Tuesday, April 30, 2019 - Updated: 2:43 pm
The Gospel readings for this past week, the “octave of Easter,” are a joy to savor. They are the stories of how the resurrected Jesus appeared to his disciples. They include the puzzled doubting Thomas (who becomes Thomas the believer who cries out, “My Lord and my God!”), the long walk to Emmaus, Mary Magdalene’s confusion that Jesus was the gardener, the great catch of fish off the shore of the Sea of Galilee, and the three repeated questions to Peter, “Do you love me?”
There really is no rhyme or reason to these disjointed stories. The men and women who followed Jesus knew he died on the cross. They never imagined he would rise from the dead in three days. They were dealing with a “new” Jesus, glorified, risen, himself and yet more than himself. The friends of the risen Jesus were dumbfounded, and if you or I had been there we probably would have been dumbfounded, too.
I have long taken consolation in the final verse of John’s Gospel: “There are also many other things that Jesus did, but if these were to be described individually, I do not think the whole world would contain the books that would be written.” What don’t we know about the teachings of Christ after his resurrection?
Only after the coming of the Holy Spirit at Pentecost (which we will celebrate liturgically on Sunday, June 9) did the apostles and disciples begin to understand the risen Lord, how he had changed, and how they were to change, too, if they were to follow him.
Change is difficult.
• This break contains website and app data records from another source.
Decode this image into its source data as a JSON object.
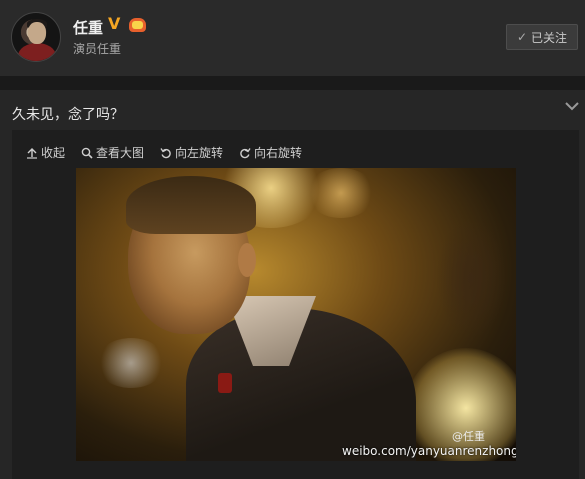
{
  "profile": {
    "name": "任重",
    "subtitle": "演员任重",
    "follow_label": "已关注",
    "verified_badge": "V",
    "icons": [
      "verified-icon",
      "vip-icon",
      "check-icon"
    ]
  },
  "post": {
    "text": "久未见，念了吗？",
    "toolbar": [
      {
        "icon": "collapse-arrow-icon",
        "label": "收起"
      },
      {
        "icon": "magnifier-icon",
        "label": "查看大图"
      },
      {
        "icon": "rotate-left-icon",
        "label": "向左旋转"
      },
      {
        "icon": "rotate-right-icon",
        "label": "向右旋转"
      }
    ],
    "photo": {
      "watermark_logo": "@任重",
      "watermark_url": "weibo.com/yanyuanrenzhong"
    }
  },
  "colors": {
    "background": "#1c1c1c",
    "panel": "#262626",
    "accent_badge": "#f5a623"
  }
}
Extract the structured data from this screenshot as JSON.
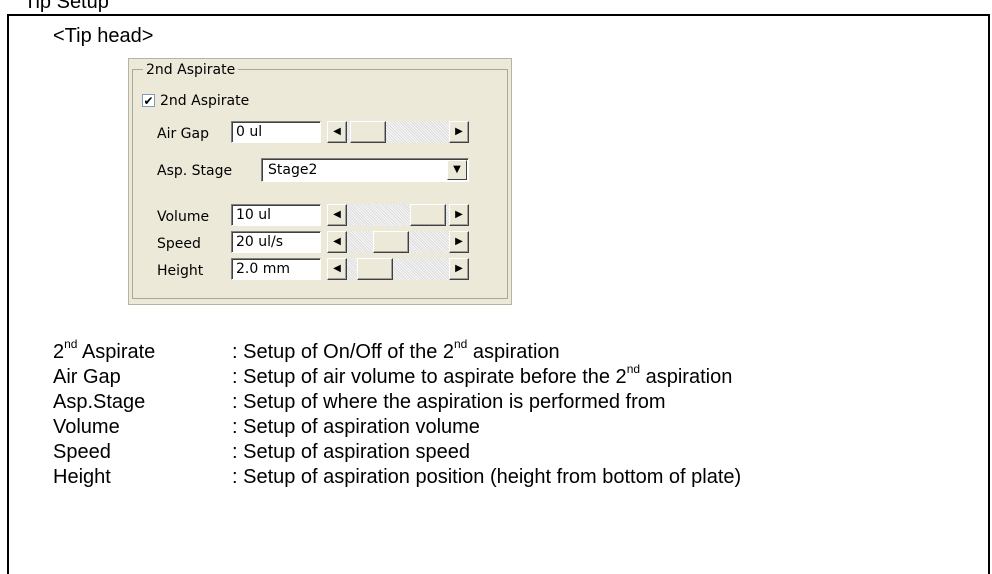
{
  "top_fragment": "Tip Setup",
  "heading": "<Tip head>",
  "panel": {
    "group_title": "2nd Aspirate",
    "checkbox": {
      "label": "2nd Aspirate",
      "checked": true
    },
    "air_gap": {
      "label": "Air Gap",
      "value": "0 ul",
      "slider_level": 0.05
    },
    "asp_stage": {
      "label": "Asp. Stage",
      "value": "Stage2"
    },
    "volume": {
      "label": "Volume",
      "value": "10 ul",
      "slider_level": 0.95
    },
    "speed": {
      "label": "Speed",
      "value": "20 ul/s",
      "slider_level": 0.4
    },
    "height": {
      "label": "Height",
      "value": "2.0 mm",
      "slider_level": 0.15
    }
  },
  "descriptions": [
    {
      "term_pre": "2",
      "term_sup": "nd",
      "term_post": " Aspirate",
      "def_pre": ": Setup of On/Off of the 2",
      "def_sup": "nd",
      "def_post": " aspiration"
    },
    {
      "term_pre": "Air Gap",
      "term_sup": "",
      "term_post": "",
      "def_pre": ": Setup of air volume to aspirate before the 2",
      "def_sup": "nd",
      "def_post": " aspiration"
    },
    {
      "term_pre": "Asp.Stage",
      "term_sup": "",
      "term_post": "",
      "def_pre": ": Setup of where the aspiration is performed from",
      "def_sup": "",
      "def_post": ""
    },
    {
      "term_pre": "Volume",
      "term_sup": "",
      "term_post": "",
      "def_pre": ": Setup of aspiration volume",
      "def_sup": "",
      "def_post": ""
    },
    {
      "term_pre": "Speed",
      "term_sup": "",
      "term_post": "",
      "def_pre": ": Setup of aspiration speed",
      "def_sup": "",
      "def_post": ""
    },
    {
      "term_pre": "Height",
      "term_sup": "",
      "term_post": "",
      "def_pre": ": Setup of aspiration position (height from bottom of plate)",
      "def_sup": "",
      "def_post": ""
    }
  ],
  "icons": {
    "check": "✔",
    "arrow_left": "◀",
    "arrow_right": "▶",
    "arrow_down": "▼"
  }
}
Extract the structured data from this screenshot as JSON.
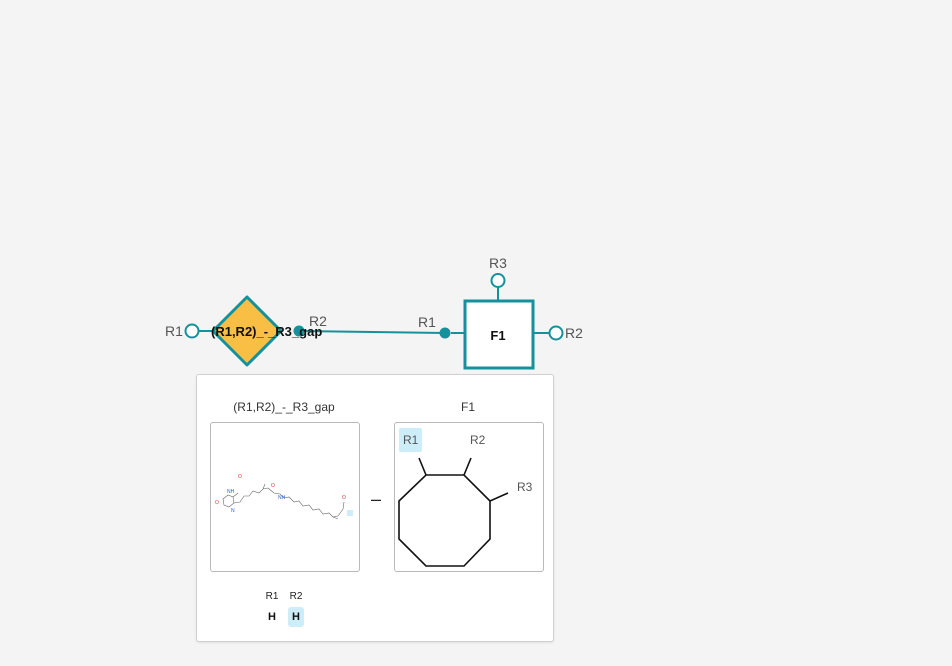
{
  "colors": {
    "teal": "#15919b",
    "diamond": "#f9bf45",
    "highlight": "#cdeef9"
  },
  "diagram": {
    "gap_node": {
      "title": "(R1,R2)_-_R3_gap",
      "left_label": "R1",
      "right_label": "R2"
    },
    "f1_node": {
      "title": "F1",
      "left_label": "R1",
      "top_label": "R3",
      "right_label": "R2"
    }
  },
  "popup": {
    "left_caption": "(R1,R2)_-_R3_gap",
    "right_caption": "F1",
    "operator": "–",
    "ring_labels": [
      "R1",
      "R2",
      "R3"
    ],
    "substituents": [
      {
        "header": "R1",
        "value": "H",
        "highlighted": false
      },
      {
        "header": "R2",
        "value": "H",
        "highlighted": true
      }
    ]
  }
}
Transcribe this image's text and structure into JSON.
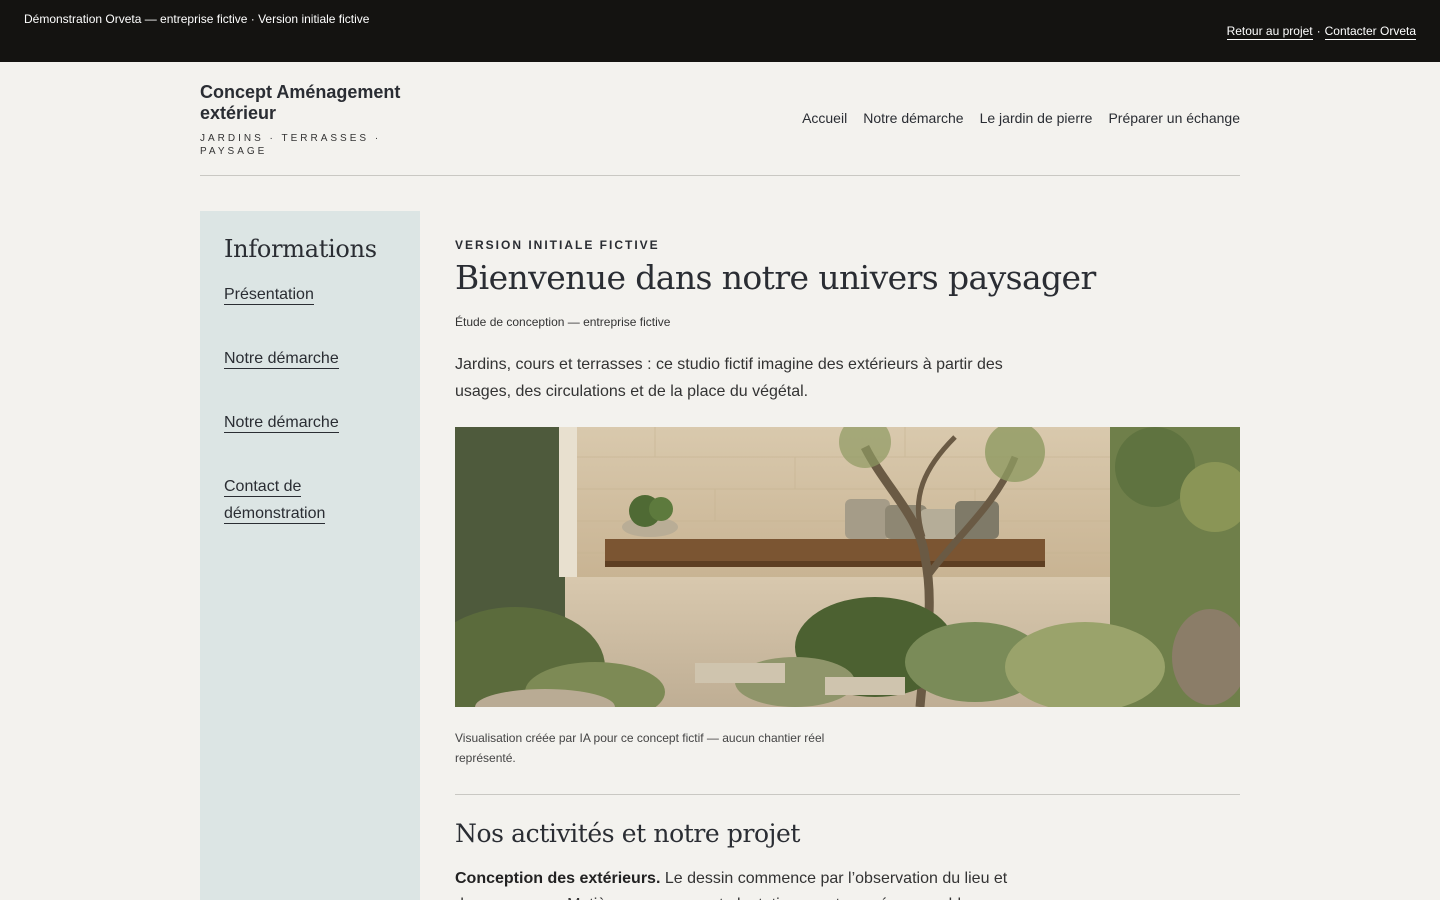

I have heard this repeatedly in our three parishes since Oct. 15. Parishioners miss their longtime and beloved pastors. Mass schedules change. Staffing is adjusted. Pastoral and finance councils meet together. We have begun working toward unity as one new parish community. Our local church and its faithful, led by our bishop, are working to be agents of healing and hope. Our church is changing.
For more than four years, On Mission for The Church Alive! as a planning process has been grappling with the reality and necessity of change in all 188 parishes in the Diocese of Pittsburgh, throughout six counties. I could not have imagined “parish groupings,” “multiple-parish pastorates,” “missionary discipleship,” a steep decline in active priests or the dark shadow of scandal in the church when I was ordained 40 years ago.
The ironic reality is that change is one constant in our lives. I know that some seek the church as a “no-change” zone, away from all the changes we face — aging, kids getting older, the sicknesses and deaths of loved ones, job adjustments, etc. Some changes are welcome — winning the lottery, getting a pay raise, setting a goal to lose weight and achieving it, proudly seeing kids graduate or get married, etc. But the church and the disciples of Jesus change, too.
The death and resurrection of Jesus Christ points to the centrality of change (or conversion) in our lives. Conversion from sinning to developing virtuous and holy habits. Conversion from selfishly looking at only my needs to caring for the needs of people around me. Conversion from holding grudges to forgiving. Conversion from isolation to working for justice with your brothers and sisters in parishes and neighborhoods. Conversion from holding on to the past to letting go for a Spirit-filled future. Conversion means embracing Jesus’ radical challenging command to St. Peter: “Follow me.”
As I was preparing to move from my former assignment in New Castle, Lawrence County, back to Allegheny County, I often meditated on these words of the risen Lord to Peter: “Amen, amen, I say to you, when you were younger, you used to dress yourself and go where you wanted; but when you grow old, you will stretch out your hands, and someone else will dress you and lead you where you do not want to go” (John 21:18).
I am now older, and I go where the Lord (and the bishop!) wants me to go. With humble faith let us willingly embrace the changes the risen Lord, Jesus Christ, holds out to us, in every aspect of our lives and our church, each day and for generations to come.
Father Almade is administrator of the parish grouping that includes St. Colman in Turtle Creek, St. John Fisher in Churchill and St. Jude in Wilmerding.